### [Exercise prompt]
If a line in the records below holds the string "icon", count it, and state only the final count.

- - - - -

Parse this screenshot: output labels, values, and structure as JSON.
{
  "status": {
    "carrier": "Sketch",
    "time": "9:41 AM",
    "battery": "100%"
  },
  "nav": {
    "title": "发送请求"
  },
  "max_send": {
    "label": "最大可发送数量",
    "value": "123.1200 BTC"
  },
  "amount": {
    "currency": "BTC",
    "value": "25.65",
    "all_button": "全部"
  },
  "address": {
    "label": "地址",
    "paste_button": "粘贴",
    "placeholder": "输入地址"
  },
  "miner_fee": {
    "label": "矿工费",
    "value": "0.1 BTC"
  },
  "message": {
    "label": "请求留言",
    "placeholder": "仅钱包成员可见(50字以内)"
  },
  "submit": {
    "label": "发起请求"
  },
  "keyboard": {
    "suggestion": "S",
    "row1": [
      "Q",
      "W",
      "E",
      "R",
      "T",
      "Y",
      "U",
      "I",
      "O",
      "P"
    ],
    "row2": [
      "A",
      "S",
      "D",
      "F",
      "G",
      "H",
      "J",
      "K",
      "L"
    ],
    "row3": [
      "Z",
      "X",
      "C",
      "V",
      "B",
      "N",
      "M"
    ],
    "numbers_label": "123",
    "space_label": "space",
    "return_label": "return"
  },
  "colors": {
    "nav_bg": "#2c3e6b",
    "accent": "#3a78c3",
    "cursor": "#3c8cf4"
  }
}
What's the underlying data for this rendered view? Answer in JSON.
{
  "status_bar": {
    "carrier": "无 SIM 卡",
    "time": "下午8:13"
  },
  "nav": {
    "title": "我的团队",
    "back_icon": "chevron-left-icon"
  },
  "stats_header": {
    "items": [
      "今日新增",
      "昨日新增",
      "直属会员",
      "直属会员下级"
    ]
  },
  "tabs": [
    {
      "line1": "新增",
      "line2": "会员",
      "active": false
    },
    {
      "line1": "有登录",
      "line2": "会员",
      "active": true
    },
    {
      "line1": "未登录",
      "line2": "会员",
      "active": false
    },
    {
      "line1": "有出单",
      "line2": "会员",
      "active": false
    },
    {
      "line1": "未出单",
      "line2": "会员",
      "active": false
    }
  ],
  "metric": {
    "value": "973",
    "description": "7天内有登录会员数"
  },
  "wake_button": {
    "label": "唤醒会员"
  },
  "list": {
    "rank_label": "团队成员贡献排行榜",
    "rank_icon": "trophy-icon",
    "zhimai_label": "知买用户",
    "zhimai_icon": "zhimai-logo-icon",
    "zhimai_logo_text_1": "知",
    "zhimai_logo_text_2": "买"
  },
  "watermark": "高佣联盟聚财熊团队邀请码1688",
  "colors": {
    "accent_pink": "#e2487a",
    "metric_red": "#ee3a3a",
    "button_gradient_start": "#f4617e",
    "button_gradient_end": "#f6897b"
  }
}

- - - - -

### [Answer to this exercise]
3